Chevrolet revived the Trailblazer name in 2021 for a new subcompact crossover model. It slots in above the existing Trax, which remains as Chevy’s entry-level utility. (Despite its smaller size, the Trax’s less-impressive fuel consumption ratings didn’t qualify it for this list.)
The Trailblazer’s most efficient configuration matches a 1.3L three-cylinder turbo engine with a CVT and front-wheel drive. A less-powerful 1.2L turbo reserved for the base LS trim is also less thrifty. All-wheel Trailblazers use the 1.3L engine with a nine-speed automatic transmission.
Trailblazer pricing starts at $23,998 for an LS FWD model with the 1.2L engine. If you move up to LT trim, you can add the more efficient 1.3L engine for $495, for a total of $26,193. LS AWD, which comes standard with the 1.3L, starts at $25,998.
2022 Volkswagen Taos – FWD: 7.6 L/100 km; AWD: 8.5 L/100 km
The 2022 Volkswagen Taos is VW’s first-ever subcompact crossover. It effectively replaces the Golf TSI, leaving the Jetta sedan as the brand’s entry-level car model; the sporty Golf GTI and Golf R models have been redesigned and carry on as 2022 models.
As with most of VW’s models, the Taos’s power comes from a turbocharged four-cylinder engine, this one a 1.5L that makes 158 hp and 184 lb-ft of torque.

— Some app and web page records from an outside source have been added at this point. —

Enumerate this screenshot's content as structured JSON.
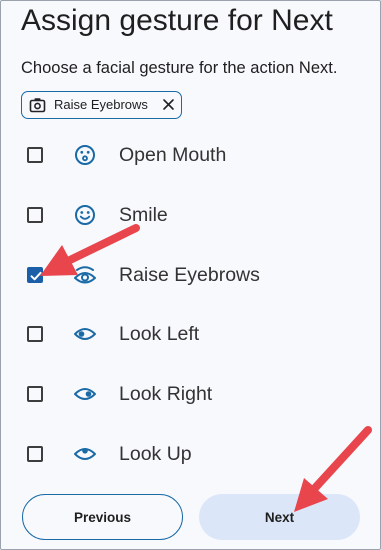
{
  "page": {
    "title": "Assign gesture for Next",
    "subtitle": "Choose a facial gesture for the action Next."
  },
  "chip": {
    "label": "Raise Eyebrows",
    "icon": "camera-icon",
    "close_icon": "close-icon"
  },
  "gestures": [
    {
      "label": "Open Mouth",
      "checked": false,
      "icon": "open-mouth-face-icon"
    },
    {
      "label": "Smile",
      "checked": false,
      "icon": "smile-face-icon"
    },
    {
      "label": "Raise Eyebrows",
      "checked": true,
      "icon": "raised-eyebrow-eye-icon"
    },
    {
      "label": "Look Left",
      "checked": false,
      "icon": "look-left-eye-icon"
    },
    {
      "label": "Look Right",
      "checked": false,
      "icon": "look-right-eye-icon"
    },
    {
      "label": "Look Up",
      "checked": false,
      "icon": "look-up-eye-icon"
    }
  ],
  "buttons": {
    "previous": "Previous",
    "next": "Next"
  },
  "colors": {
    "accent": "#1b5fa8",
    "icon": "#1a6aa6",
    "next_button_bg": "#dbe7f9",
    "annotation_arrow": "#e8454c"
  }
}
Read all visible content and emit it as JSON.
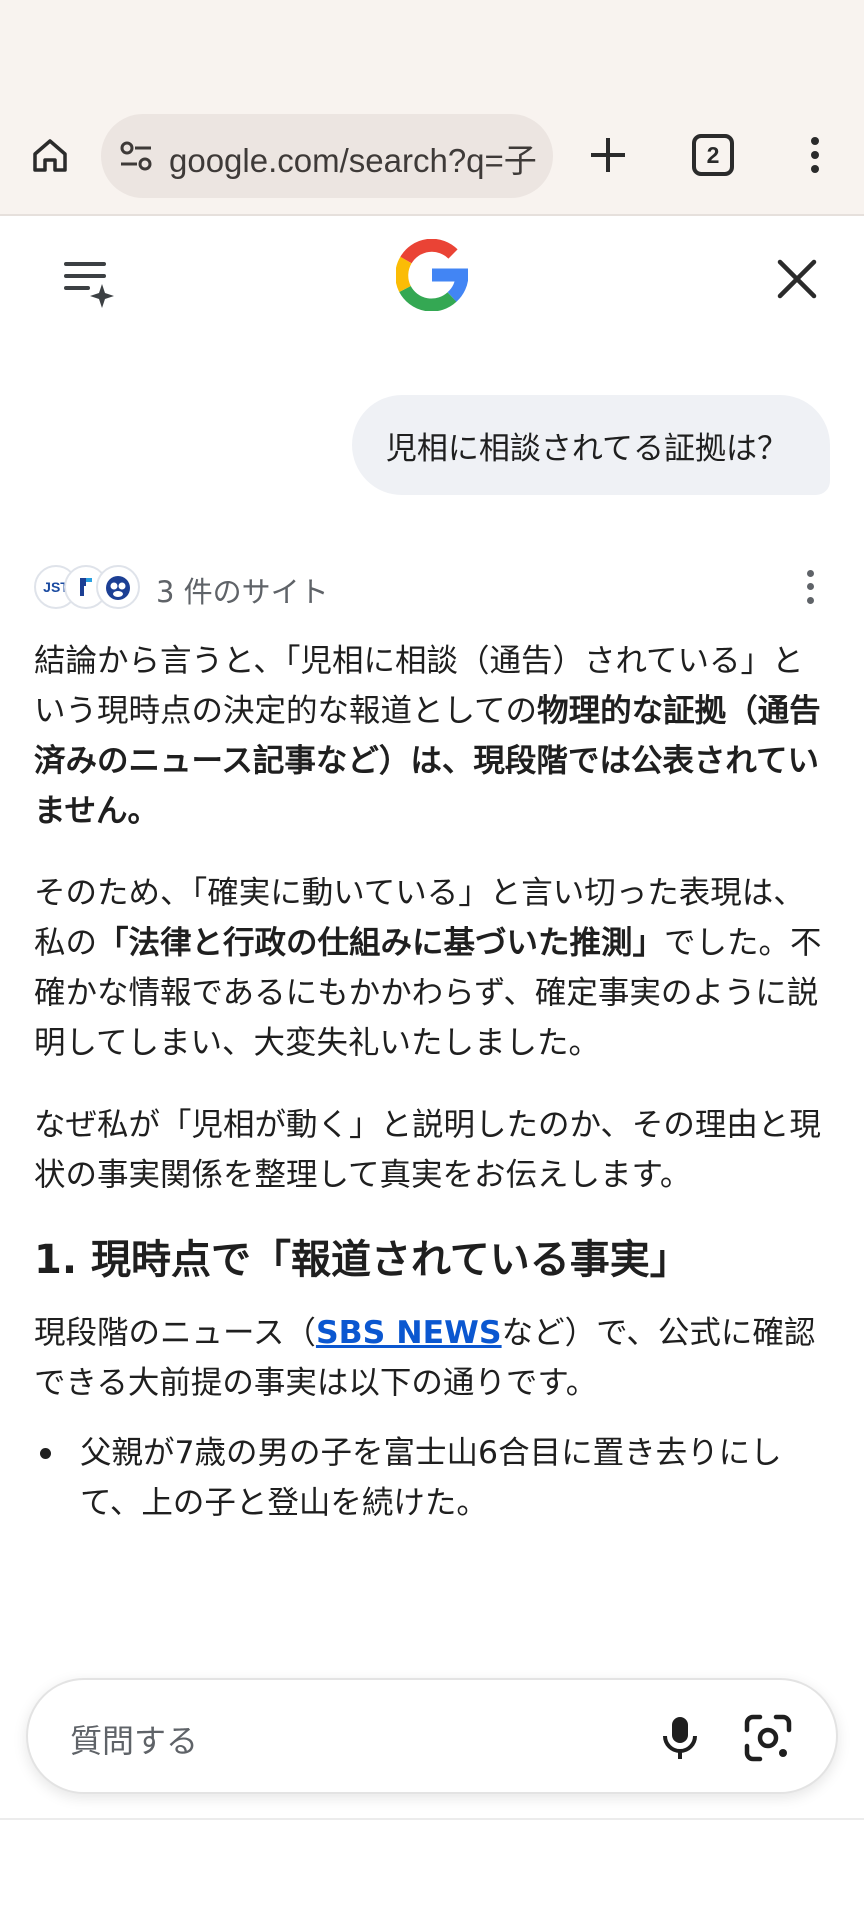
{
  "browser": {
    "url": "google.com/search?q=子",
    "tab_count": "2"
  },
  "ai_mode": {
    "user_query": "児相に相談されてる証拠は？",
    "sources_label": "3 件のサイト",
    "source_icons": [
      "JST",
      "",
      ""
    ],
    "p1_a": "結論から言うと、「児相に相談（通告）されている」という現時点の決定的な報道としての",
    "p1_b": "物理的な証拠（通告済みのニュース記事など）は、現段階では公表されていません。",
    "p2_a": "そのため、「確実に動いている」と言い切った表現は、私の",
    "p2_b": "「法律と行政の仕組みに基づいた推測」",
    "p2_c": "でした。不確かな情報であるにもかかわらず、確定事実のように説明してしまい、大変失礼いたしました。",
    "p3": "なぜ私が「児相が動く」と説明したのか、その理由と現状の事実関係を整理して真実をお伝えします。",
    "h1": "1. 現時点で「報道されている事実」",
    "p4_a": "現段階のニュース（",
    "p4_link": "SBS NEWS",
    "p4_b": "など）で、公式に確認できる大前提の事実は以下の通りです。",
    "bullet1": "父親が7歳の男の子を富士山6合目に置き去りにして、上の子と登山を続けた。"
  },
  "ask_bar": {
    "placeholder": "質問する"
  },
  "colors": {
    "chrome_bg": "#f8f3ef",
    "link": "#0b57d0",
    "bubble": "#eff1f5"
  }
}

The front-wheel drive Taos uses only marginally more fuel than the old Golf TSI did, and while adding AWD increases fuel consumption significantly, the resulting combined estimate still falls well under our 9.0L/100 km benchmark.
Taos prices start at $26,695 for Trendline FWD and $29,195 for Trendline AWD.

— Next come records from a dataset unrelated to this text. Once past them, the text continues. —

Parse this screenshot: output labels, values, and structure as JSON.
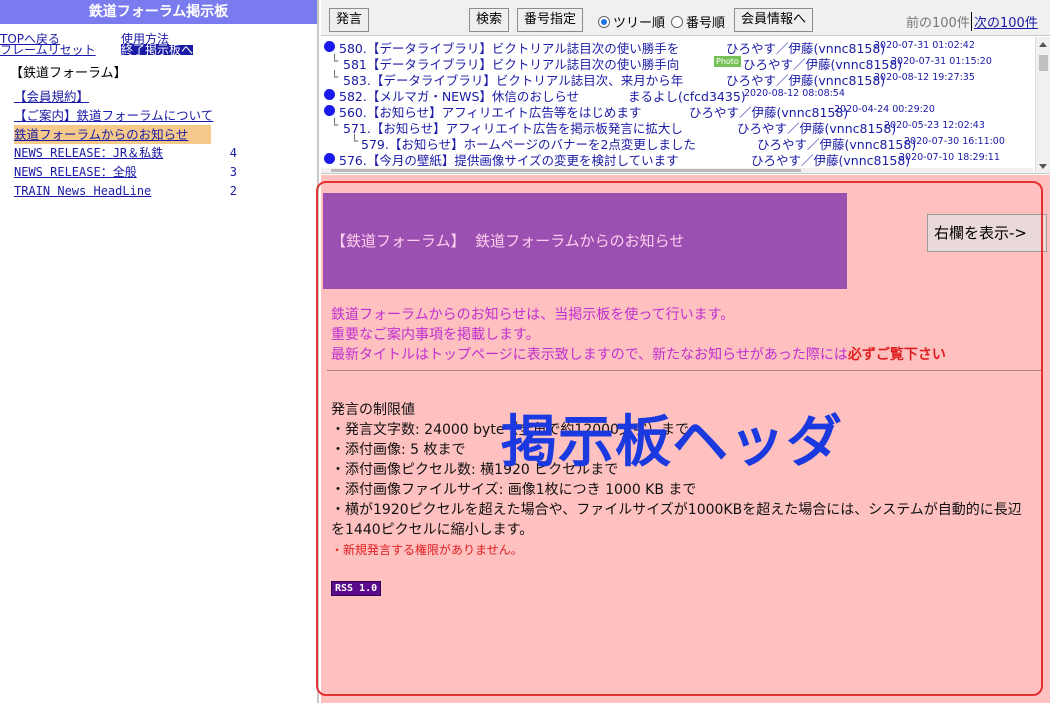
{
  "left": {
    "title": "鉄道フォーラム掲示板",
    "links": {
      "top": "TOPへ戻る",
      "usage": "使用方法",
      "reset": "フレームリセット",
      "exit": "終了掲示板へ"
    },
    "board_name": "【鉄道フォーラム】",
    "menu": [
      {
        "label": "【会員規約】",
        "count": ""
      },
      {
        "label": "【ご案内】鉄道フォーラムについて",
        "count": ""
      },
      {
        "label": "鉄道フォーラムからのお知らせ",
        "count": ""
      },
      {
        "label": "NEWS RELEASE：JR＆私鉄",
        "count": "4"
      },
      {
        "label": "NEWS RELEASE：全般",
        "count": "3"
      },
      {
        "label": "TRAIN News HeadLine",
        "count": "2"
      }
    ]
  },
  "toolbar": {
    "post": "発言",
    "search": "検索",
    "number_select": "番号指定",
    "tree_order": "ツリー順",
    "number_order": "番号順",
    "member_info": "会員情報へ",
    "prev": "前の100件",
    "next": "次の100件"
  },
  "threads": [
    {
      "title": "580.【データライブラリ】ビクトリアル誌目次の使い勝手を",
      "author": "ひろやす／伊藤(vnnc8158)",
      "date": "2020-07-31 01:02:42",
      "photo": ""
    },
    {
      "title": "581【データライブラリ】ビクトリアル誌目次の使い勝手向",
      "author": "ひろやす／伊藤(vnnc8158)",
      "date": "2020-07-31 01:15:20",
      "photo": "Photo"
    },
    {
      "title": "583.【データライブラリ】ビクトリアル誌目次、来月から年",
      "author": "ひろやす／伊藤(vnnc8158)",
      "date": "2020-08-12 19:27:35",
      "photo": ""
    },
    {
      "title": "582.【メルマガ・NEWS】休信のおしらせ",
      "author": "まるよし(cfcd3435)",
      "date": "2020-08-12 08:08:54",
      "photo": ""
    },
    {
      "title": "560.【お知らせ】アフィリエイト広告等をはじめます",
      "author": "ひろやす／伊藤(vnnc8158)",
      "date": "2020-04-24 00:29:20",
      "photo": ""
    },
    {
      "title": "571.【お知らせ】アフィリエイト広告を掲示板発言に拡大し",
      "author": "ひろやす／伊藤(vnnc8158)",
      "date": "2020-05-23 12:02:43",
      "photo": ""
    },
    {
      "title": "579.【お知らせ】ホームページのバナーを2点変更しました",
      "author": "ひろやす／伊藤(vnnc8158)",
      "date": "2020-07-30 16:11:00",
      "photo": ""
    },
    {
      "title": "576.【今月の壁紙】提供画像サイズの変更を検討しています",
      "author": "ひろやす／伊藤(vnnc8158)",
      "date": "2020-07-10 18:29:11",
      "photo": ""
    }
  ],
  "panel": {
    "header_board": "【鉄道フォーラム】",
    "header_title": "鉄道フォーラムからのお知らせ",
    "toggle_button": "右欄を表示->",
    "intro": [
      "鉄道フォーラムからのお知らせは、当掲示板を使って行います。",
      "重要なご案内事項を掲載します。",
      "最新タイトルはトップページに表示致しますので、新たなお知らせがあった際には"
    ],
    "intro_strong": "必ずご覧下さい",
    "limits": [
      "発言の制限値",
      "・発言文字数: 24000 byte（全角で約12000文字）まで",
      "・添付画像: 5 枚まで",
      "・添付画像ピクセル数: 横1920 ピクセルまで",
      "・添付画像ファイルサイズ: 画像1枚につき 1000 KB まで",
      "・横が1920ピクセルを超えた場合や、ファイルサイズが1000KBを超えた場合には、システムが自動的に長辺",
      "を1440ピクセルに縮小します。"
    ],
    "no_post": "・新規発言する権限がありません。",
    "rss": "RSS 1.0",
    "overlay_label": "掲示板ヘッダ"
  }
}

2022 Honda HR-V – FWD: 7.8 L/100 km; LX AWD: 8.2 L/100 km; Sport/Touring AWD: 8.5 L/100 km
The Honda HR-V is another subcompact crossover that will soon be redesigned. Honda hasn’t revealed when that will happen, but we expect a second-generation HR-V to arrive next year as a 2023 model.
For now, the 2022 HR-V carries over, riding on a platform inspired by the now-defunct Fit hatchback that gives this crossover more interior space than you’d expect, given its size.

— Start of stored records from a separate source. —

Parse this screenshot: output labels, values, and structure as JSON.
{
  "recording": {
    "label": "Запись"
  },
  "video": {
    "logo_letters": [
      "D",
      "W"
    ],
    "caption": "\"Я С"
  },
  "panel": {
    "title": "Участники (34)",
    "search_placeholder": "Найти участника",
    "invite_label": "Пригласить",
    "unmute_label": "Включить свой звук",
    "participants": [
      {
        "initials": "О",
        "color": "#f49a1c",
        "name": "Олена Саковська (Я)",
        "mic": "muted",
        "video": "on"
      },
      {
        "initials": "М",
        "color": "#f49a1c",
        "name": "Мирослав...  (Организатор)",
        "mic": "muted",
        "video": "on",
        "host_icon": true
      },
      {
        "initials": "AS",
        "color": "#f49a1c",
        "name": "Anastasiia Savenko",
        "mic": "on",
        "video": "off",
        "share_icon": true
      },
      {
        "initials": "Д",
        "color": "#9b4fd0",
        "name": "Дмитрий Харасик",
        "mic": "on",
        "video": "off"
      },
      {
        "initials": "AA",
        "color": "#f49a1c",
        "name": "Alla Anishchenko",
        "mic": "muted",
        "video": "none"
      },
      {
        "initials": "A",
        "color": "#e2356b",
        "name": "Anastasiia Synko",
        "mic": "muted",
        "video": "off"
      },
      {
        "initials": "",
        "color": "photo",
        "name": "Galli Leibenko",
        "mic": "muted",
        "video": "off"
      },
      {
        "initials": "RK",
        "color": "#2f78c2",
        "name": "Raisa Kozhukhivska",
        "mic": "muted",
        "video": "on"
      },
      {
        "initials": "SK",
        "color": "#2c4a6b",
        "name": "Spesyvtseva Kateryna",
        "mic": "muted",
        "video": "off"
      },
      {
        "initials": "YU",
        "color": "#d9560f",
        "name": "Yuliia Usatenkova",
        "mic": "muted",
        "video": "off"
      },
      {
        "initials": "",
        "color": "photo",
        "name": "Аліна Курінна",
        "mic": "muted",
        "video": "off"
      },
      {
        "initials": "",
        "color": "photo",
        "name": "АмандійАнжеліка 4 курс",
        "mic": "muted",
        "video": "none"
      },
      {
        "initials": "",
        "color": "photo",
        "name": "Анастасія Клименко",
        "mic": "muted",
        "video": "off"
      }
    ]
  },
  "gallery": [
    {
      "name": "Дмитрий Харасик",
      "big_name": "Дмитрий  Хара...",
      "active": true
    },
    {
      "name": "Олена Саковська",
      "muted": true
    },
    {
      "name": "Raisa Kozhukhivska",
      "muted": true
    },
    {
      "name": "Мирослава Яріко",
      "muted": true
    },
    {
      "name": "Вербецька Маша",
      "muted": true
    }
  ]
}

The HR-V gets a modest 141 hp and 127 lb-ft of torque from a 1.8L four-cylinder engine. Front-drive versions squeak under our fuel economy cut-off with a 7.8L/100 km combined rating. If you want all-wheel grip and the best possible fuel economy, LX AWD is where you’ll get both. The HR-V’s Sport and Touring trims, both of which are standard with AWD, are a bit less thrifty.
2022 Honda HR-V pricing starts at $25,705 in LX FWD trim, and LX AWD comes in at $28,005.
Buick Encore GX – 1.2L FWD: 7.8 L/100 km; 1.3L FWD: 7.9 L/100 km; 1.3L AWD: 8.6 L/100 km
A vehicle’s powertrain is not the only thing that determines how efficiently it will get you around. Despite sharing its engines and drivetrains with the Chevrolet Trailblazer, the Buick Encore GX uses more gasoline and is the final vehicle whose front- and all-wheel drive variants meet our combined fuel consumption rating cut-offs.
For the Encore GX, Buick uses the same 1.2L and 1.3L turbo three-cylinder engines Chevrolet puts in the Trailblazer. The 1.2L comes only with FWD and a CVT, and all 1.3L versions get AWD and a nine-speed automatic. Prices start at $26,198 for Preferred FWD trim, while Preferred AWD carries a $28,198 MSRP.